Next morning all the ranchers around Borderville received notices telling them to present themselves in Bottle Neck Gully at three o’clock that afternoon. The notice explained that a large quantity of cattle were to be sold. That notice interested every one of its recipients. Long before three o’clock they began to arrive at Bottle Neck Gully. Their eyes nearly started from their heads when they saw two Iron Masks on duty at the entrance. The cattlemen were forced to hand over their guns before entering the gully. Once inside the entrance, the gully opened out into a wide valley. Entering it, the cattlemen blinked. For they found themselves gazing upon the most magnificent herd of cattle they had seen for many a long day. At three o’clock the leader of the Iron Masks addressed the crowd of ranchers. “Men.” He boomed, “last night the Iron Masks broke up the rustling gang that has been cleaning out this district for so many months. The man behind it all was Don Silva, the Mexican cattle king.” There were cries of anger at this. “Last night,” went on the Iron Mask, “we burned his hacienda down to the ground. We collected his private fortune and we also collected his pet herd of cattle. As you know, that herd is famous all over Mexico, and it is the herd you now see before you.” They stared at the herd with more interest than ever. “And now,” went on the leader of the Iron Masks. “I know that all you men have suffered at the hands of Don Silva. Most of you have been brought to the verge of bankruptcy—some of you are bankrupt. I am going to sell these cattle to you at a price you can afford to buy. They will be split up amongst you according to the amount of rangeland you control. He paused. “My price,” he went on, “is one dollar per head.” They gaped at him—they thought he was pulling their legs. “That is the price,” said Iron Mask. “One dollar per head.” At one dollar per head it remained. The ranchers came forward one by one and explained the acreage of their ranches. To each one a certain number of cattle were allocated. These were cut out for each rancher by the Iron masks. As the cattle were cut out each rancher drove them away at once. Finally the last man drove his cattle out of the valley and the Iron Masks were left alone. Mounting their horses, they rode in the opposite direction to that taken by the cattlemen. They rounded the far corner and promptly seemed to disappear into thin air. But a few days later quite a number of ranchers received a registered letter containing a sum of money. The accompanying letter was signed “The Iron Mask 13.” The letter was brief and to the point. “The enclosed is your share of the money we took from Don Silva.”

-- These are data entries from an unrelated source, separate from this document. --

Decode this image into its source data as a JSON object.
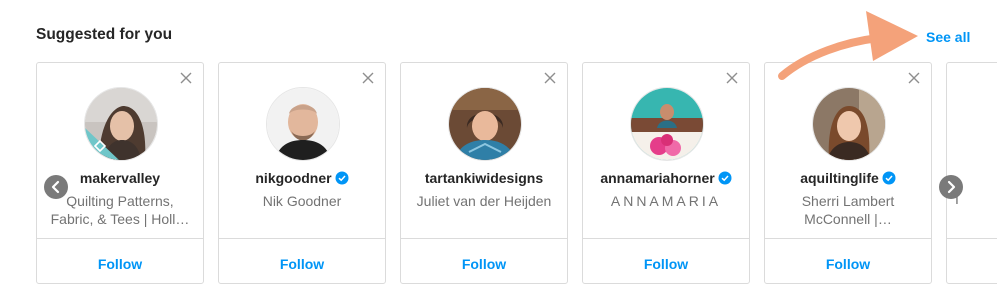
{
  "header": {
    "title": "Suggested for you",
    "see_all_label": "See all"
  },
  "colors": {
    "accent": "#0095f6",
    "annotation_arrow": "#f4a27a",
    "verified_badge": "#0095f6"
  },
  "suggestions": [
    {
      "username": "makervalley",
      "verified": false,
      "subtitle": "Quilting Patterns, Fabric, & Tees | Holl…",
      "follow_label": "Follow"
    },
    {
      "username": "nikgoodner",
      "verified": true,
      "subtitle": "Nik Goodner",
      "follow_label": "Follow"
    },
    {
      "username": "tartankiwidesigns",
      "verified": false,
      "subtitle": "Juliet van der Heijden",
      "follow_label": "Follow"
    },
    {
      "username": "annamariahorner",
      "verified": true,
      "subtitle": "ANNAMARIA",
      "follow_label": "Follow"
    },
    {
      "username": "aquiltinglife",
      "verified": true,
      "subtitle": "Sherri Lambert McConnell |…",
      "follow_label": "Follow"
    }
  ],
  "partial_card": {
    "subtitle_fragment": "I"
  },
  "icons": {
    "close": "close-icon",
    "verified": "verified-badge-icon",
    "prev": "chevron-left-icon",
    "next": "chevron-right-icon"
  }
}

The Iron Mask 13 18 episodes appeared in The Skipper issues 246 - 263 (1935)

© D. C. Thomson & Co Ltd

Vic Whittle 2007